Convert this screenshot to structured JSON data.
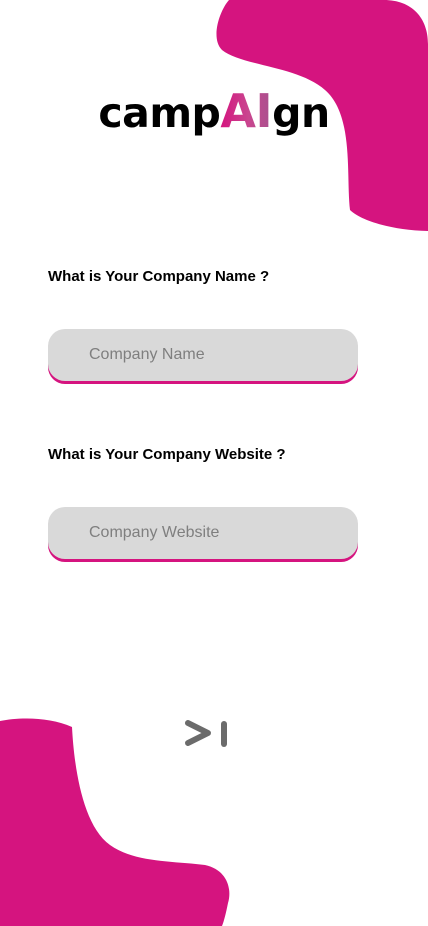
{
  "app": {
    "logo_prefix": "camp",
    "logo_highlight": "AI",
    "logo_suffix": "gn"
  },
  "form": {
    "company_name_question": "What is Your Company Name ?",
    "company_name_placeholder": "Company Name",
    "company_name_value": "",
    "company_website_question": "What is Your Company Website ?",
    "company_website_placeholder": "Company Website",
    "company_website_value": ""
  },
  "next_button": {
    "icon": "skip-next-icon"
  },
  "colors": {
    "accent": "#d5147f",
    "field_background": "#d9d9d9",
    "placeholder_text": "#7f7f7f",
    "icon_gray": "#6b6b6b"
  }
}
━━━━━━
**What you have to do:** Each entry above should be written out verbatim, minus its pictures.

**Worked solution:**
Convert this screenshot to structured JSON data.
{
  "app": {
    "logo_prefix": "camp",
    "logo_highlight": "AI",
    "logo_suffix": "gn"
  },
  "form": {
    "company_name_question": "What is Your Company Name ?",
    "company_name_placeholder": "Company Name",
    "company_name_value": "",
    "company_website_question": "What is Your Company Website ?",
    "company_website_placeholder": "Company Website",
    "company_website_value": ""
  },
  "next_button": {
    "icon": "skip-next-icon"
  },
  "colors": {
    "accent": "#d5147f",
    "field_background": "#d9d9d9",
    "placeholder_text": "#7f7f7f",
    "icon_gray": "#6b6b6b"
  }
}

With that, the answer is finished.